**Problem requirements**
Out of the entries that follow, copy each line containing "Output".

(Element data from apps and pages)
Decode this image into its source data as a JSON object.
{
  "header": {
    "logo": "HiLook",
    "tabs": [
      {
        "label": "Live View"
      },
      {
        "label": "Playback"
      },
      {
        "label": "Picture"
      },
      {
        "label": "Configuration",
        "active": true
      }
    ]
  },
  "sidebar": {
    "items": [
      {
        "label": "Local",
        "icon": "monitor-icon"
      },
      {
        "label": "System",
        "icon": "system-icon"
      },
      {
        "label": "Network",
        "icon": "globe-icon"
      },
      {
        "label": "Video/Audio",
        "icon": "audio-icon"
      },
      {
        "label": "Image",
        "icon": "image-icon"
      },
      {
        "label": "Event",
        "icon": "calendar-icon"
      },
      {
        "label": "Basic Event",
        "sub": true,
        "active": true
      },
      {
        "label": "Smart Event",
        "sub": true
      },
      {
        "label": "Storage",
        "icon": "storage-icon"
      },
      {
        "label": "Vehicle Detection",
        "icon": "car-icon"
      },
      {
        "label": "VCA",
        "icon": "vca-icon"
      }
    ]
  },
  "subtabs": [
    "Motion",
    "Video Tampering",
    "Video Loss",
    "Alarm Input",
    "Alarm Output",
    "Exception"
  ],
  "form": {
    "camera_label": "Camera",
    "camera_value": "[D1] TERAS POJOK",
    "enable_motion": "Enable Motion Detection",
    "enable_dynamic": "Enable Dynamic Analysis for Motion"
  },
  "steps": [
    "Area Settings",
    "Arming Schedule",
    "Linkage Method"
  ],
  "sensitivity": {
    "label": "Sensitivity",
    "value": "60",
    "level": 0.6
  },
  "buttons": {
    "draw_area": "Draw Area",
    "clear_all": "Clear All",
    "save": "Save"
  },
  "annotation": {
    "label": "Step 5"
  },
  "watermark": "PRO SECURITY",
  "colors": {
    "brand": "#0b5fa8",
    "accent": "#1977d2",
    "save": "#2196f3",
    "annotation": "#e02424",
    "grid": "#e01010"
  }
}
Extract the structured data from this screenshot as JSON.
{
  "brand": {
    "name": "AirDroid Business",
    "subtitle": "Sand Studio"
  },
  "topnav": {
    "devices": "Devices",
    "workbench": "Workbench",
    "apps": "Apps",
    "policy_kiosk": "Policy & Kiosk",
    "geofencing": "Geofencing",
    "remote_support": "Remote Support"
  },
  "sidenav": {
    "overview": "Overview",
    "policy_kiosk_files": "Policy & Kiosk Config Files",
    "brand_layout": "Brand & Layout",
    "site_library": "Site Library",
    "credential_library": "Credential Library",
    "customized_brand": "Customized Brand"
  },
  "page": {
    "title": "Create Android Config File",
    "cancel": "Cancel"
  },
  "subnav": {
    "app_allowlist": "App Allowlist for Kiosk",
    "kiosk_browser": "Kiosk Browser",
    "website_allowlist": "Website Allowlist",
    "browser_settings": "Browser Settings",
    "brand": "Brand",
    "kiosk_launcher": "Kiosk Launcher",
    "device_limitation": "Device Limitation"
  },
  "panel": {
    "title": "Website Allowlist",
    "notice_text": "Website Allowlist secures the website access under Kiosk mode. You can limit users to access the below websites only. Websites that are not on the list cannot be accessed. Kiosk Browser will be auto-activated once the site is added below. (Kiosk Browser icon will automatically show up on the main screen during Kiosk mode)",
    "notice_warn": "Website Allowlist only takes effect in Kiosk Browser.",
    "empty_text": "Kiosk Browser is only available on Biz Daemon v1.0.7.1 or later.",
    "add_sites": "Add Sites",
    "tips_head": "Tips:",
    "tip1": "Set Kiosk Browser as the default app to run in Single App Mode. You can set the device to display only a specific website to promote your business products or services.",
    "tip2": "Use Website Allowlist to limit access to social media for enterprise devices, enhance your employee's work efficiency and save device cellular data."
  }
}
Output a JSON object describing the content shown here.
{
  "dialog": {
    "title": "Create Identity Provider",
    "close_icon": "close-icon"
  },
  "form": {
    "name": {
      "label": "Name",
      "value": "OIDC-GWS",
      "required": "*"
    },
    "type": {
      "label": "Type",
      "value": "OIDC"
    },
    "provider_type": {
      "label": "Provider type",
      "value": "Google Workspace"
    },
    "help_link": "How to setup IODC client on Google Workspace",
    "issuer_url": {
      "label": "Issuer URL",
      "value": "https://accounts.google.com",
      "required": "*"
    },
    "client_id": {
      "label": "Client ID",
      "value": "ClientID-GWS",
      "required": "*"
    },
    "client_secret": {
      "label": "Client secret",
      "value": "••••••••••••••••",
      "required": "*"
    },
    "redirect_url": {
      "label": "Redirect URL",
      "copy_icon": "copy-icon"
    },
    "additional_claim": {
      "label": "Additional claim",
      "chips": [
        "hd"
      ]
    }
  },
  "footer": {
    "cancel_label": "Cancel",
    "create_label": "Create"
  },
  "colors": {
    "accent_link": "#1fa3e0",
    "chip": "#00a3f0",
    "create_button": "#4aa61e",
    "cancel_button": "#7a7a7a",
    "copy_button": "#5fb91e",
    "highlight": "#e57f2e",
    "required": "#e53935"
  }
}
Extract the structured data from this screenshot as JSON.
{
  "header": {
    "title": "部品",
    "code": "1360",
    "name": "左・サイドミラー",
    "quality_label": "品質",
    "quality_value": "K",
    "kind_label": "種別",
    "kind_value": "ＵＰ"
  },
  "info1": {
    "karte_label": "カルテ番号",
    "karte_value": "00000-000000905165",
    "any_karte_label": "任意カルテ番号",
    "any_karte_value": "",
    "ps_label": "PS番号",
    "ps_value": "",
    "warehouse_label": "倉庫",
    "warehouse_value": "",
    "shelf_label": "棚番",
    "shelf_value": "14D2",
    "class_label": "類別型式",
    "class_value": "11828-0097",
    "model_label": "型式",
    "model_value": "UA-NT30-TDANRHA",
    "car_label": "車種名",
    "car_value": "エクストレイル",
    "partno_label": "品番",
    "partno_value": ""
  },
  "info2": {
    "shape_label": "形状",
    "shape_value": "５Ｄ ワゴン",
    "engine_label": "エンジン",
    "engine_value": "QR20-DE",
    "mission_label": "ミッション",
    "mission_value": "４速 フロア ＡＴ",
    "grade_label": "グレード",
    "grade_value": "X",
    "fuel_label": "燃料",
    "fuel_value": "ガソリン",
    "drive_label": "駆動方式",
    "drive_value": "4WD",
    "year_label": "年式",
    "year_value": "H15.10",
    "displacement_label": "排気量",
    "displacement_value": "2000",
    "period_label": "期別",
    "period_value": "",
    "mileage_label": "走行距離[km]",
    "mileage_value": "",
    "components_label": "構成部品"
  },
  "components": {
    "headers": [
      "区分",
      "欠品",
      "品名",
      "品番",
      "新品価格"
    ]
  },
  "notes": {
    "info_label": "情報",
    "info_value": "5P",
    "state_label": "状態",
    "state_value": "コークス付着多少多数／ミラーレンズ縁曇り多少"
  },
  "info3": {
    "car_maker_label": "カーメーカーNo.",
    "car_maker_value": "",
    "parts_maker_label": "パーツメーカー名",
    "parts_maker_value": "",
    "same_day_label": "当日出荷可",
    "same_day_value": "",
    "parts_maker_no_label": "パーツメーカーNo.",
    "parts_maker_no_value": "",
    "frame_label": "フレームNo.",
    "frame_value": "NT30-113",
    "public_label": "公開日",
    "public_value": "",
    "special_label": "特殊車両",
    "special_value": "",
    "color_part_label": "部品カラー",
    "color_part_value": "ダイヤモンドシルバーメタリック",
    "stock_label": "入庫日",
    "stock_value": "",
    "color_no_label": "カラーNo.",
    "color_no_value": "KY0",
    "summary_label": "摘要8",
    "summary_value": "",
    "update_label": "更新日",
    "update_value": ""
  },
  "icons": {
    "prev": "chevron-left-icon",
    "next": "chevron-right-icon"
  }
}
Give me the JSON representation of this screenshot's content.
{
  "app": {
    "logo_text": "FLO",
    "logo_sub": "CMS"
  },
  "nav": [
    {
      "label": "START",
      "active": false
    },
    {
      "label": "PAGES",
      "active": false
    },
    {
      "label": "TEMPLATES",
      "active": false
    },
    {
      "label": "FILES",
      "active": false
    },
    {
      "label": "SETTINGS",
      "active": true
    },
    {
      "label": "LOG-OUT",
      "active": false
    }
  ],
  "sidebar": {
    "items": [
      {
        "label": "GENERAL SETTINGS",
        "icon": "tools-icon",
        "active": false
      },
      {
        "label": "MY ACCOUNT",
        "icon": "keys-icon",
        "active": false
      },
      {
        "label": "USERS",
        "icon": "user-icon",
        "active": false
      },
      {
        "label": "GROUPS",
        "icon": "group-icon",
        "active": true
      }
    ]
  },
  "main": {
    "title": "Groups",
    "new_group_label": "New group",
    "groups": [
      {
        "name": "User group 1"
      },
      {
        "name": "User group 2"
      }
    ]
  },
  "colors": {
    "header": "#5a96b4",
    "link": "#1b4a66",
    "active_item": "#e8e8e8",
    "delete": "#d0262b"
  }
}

**Solution for this problem**
    "Alarm Output",
Output a JSON object describing the content shown here.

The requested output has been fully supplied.